Peng Xiancheng is often captivated by the subtleties in the change of seasons, which is exquisitely captured in his painting. “Spring awakening, summer thriving, autumnal withering, and winter waning; joy, anger, sorrow, and happiness; delightful reunions or sad goodbyes — each conjures an ineffable sense of melancholy or delight,” the artist once remarked. “These sentiments are not easily conveyed through a paintbrush, and so they ferment in the heart until I pick up the brush, then myriad emotions flow through its tip, onto paper.”
Best Time of Year Falls in March comprises the artist’s recent body of work of flowers and birds, and human figures. The exhibition pivots around the “Spring Outing” and “Demoiselles in an Outing” series, where the artist plays with various techniques, first by using the landscape as a main focus then embellishing with horses and riders, or by focusing on the horses and riders then filling in the landscape; perhaps leaving expansive white space on paper, or by using calligraphy to break up the space — with an intention to create various scenes of spring warmth. Peng’s classic work of horses, such as Polo, is painted in an effort to harmonize and unify the brush and ink with object forms. Grinding the ink paste thousands of times, the artist hopes to achieve expertise through familiarity, and to find variations within the familiar. The “Twelve Animals” series is the fruition of years of toil, with each animal springing to life on paper in all its vivacity. Rendered in the mogu, or boneless, technique, every subject under Peng’s brush carries an etherealness that is grounded in the real — in varying shades of ink and within a solid structure, ingeniously evoking an ancient air of the Han and Tang dynasties. His painting style is one of candor and grace, simplicity and demureness. While the spirit harkens back to bygone days centuries ago, the emotions conveyed resonate with a lyrical sense of contemporaneity.

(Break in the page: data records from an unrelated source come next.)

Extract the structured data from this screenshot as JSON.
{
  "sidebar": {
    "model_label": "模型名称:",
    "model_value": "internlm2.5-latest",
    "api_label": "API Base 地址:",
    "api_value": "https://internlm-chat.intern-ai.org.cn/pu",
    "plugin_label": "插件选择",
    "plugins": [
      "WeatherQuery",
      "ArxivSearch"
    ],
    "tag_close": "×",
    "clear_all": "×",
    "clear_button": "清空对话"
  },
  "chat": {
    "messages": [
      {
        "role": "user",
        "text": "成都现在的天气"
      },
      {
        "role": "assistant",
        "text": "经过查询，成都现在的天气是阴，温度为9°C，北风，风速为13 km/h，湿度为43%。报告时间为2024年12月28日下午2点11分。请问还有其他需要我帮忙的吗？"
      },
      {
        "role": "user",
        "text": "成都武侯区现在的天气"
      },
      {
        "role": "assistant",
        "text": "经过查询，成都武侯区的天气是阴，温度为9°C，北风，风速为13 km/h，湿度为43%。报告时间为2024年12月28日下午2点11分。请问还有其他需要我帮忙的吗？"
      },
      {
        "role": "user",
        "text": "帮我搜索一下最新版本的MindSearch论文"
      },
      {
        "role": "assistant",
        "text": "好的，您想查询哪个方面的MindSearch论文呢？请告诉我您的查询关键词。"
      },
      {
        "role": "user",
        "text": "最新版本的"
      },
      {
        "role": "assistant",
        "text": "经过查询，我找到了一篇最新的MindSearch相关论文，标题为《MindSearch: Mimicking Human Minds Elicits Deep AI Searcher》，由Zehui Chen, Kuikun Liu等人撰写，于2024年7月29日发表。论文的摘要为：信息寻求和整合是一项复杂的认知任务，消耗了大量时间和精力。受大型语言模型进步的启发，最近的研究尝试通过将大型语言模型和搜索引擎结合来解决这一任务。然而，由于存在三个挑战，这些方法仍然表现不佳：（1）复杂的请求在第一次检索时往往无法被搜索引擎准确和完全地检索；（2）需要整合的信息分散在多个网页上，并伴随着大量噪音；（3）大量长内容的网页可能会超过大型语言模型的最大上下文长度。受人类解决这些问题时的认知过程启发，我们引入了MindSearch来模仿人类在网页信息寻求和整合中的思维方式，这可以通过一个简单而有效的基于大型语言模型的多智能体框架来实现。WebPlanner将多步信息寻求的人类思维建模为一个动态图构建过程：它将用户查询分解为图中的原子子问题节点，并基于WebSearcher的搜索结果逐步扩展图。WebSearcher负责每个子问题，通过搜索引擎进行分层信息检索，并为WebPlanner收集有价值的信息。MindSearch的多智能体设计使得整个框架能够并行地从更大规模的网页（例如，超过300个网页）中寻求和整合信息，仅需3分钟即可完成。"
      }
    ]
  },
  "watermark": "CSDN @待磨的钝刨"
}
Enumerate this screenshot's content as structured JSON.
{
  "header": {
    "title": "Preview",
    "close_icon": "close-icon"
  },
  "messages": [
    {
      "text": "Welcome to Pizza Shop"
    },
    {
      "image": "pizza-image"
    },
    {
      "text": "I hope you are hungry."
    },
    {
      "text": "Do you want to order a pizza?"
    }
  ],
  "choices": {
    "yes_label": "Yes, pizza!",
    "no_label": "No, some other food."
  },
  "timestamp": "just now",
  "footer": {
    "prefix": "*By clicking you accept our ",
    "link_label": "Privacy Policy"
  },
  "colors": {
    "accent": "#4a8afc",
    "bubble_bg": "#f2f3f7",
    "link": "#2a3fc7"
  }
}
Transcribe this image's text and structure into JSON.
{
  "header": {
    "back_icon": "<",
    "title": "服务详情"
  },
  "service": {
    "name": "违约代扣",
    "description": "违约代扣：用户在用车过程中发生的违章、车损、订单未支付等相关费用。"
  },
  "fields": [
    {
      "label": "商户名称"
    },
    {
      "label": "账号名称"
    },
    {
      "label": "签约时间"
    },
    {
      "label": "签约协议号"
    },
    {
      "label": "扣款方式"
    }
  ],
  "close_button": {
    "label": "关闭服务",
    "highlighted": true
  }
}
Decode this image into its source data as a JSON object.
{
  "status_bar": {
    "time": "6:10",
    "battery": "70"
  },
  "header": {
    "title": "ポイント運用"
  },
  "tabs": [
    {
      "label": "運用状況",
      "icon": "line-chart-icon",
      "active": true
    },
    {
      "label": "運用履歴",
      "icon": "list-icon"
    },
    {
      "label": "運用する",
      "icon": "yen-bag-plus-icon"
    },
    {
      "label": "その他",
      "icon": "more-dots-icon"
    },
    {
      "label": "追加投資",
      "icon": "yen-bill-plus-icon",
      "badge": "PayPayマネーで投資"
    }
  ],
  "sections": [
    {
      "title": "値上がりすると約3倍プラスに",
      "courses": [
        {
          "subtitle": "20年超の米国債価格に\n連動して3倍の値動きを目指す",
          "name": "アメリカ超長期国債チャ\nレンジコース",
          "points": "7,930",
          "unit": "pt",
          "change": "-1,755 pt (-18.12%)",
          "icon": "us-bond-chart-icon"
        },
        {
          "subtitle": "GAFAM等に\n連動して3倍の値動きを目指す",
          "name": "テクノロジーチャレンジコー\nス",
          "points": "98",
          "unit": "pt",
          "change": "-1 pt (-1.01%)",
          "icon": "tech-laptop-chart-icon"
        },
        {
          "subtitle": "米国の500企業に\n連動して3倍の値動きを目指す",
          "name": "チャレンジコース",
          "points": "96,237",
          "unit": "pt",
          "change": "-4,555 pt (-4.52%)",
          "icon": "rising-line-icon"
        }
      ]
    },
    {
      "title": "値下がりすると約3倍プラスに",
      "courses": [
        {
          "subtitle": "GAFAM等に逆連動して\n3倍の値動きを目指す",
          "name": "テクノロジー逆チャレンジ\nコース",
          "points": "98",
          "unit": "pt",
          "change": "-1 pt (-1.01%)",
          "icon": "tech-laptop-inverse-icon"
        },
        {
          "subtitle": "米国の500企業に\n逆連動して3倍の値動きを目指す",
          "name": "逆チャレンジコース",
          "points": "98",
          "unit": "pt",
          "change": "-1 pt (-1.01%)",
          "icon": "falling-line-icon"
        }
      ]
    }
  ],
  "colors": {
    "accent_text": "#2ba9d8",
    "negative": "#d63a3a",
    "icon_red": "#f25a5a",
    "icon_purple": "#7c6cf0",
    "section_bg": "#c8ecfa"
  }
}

Peng Xiancheng was born in 1941 in Chengdu, Sichuan, China. He is currently a national first-rank artist and an expert painter at the Sichuan Provincial Academy of Poetry and Calligraphy. He is also a member of the China Artists Association, a council member of the Chinese Painting Institute, and a researcher at the China National Academy of Painting. He receives a special subsidy from the State Council.
Peng’s works have been collected by the National Art Museum of China, the Johnson Museum of Art at Cornell University, the Beijing Fine Art Academy Museum, Sichuan Provincial Museum, Zhejiang Art Museum, the Shenzhen Art Museum, the China National Academy of Painting, Prince Charles of England, Professor Jerome Silbergeld of Princeton University, and Professor Wan Qingli of Hong Kong University.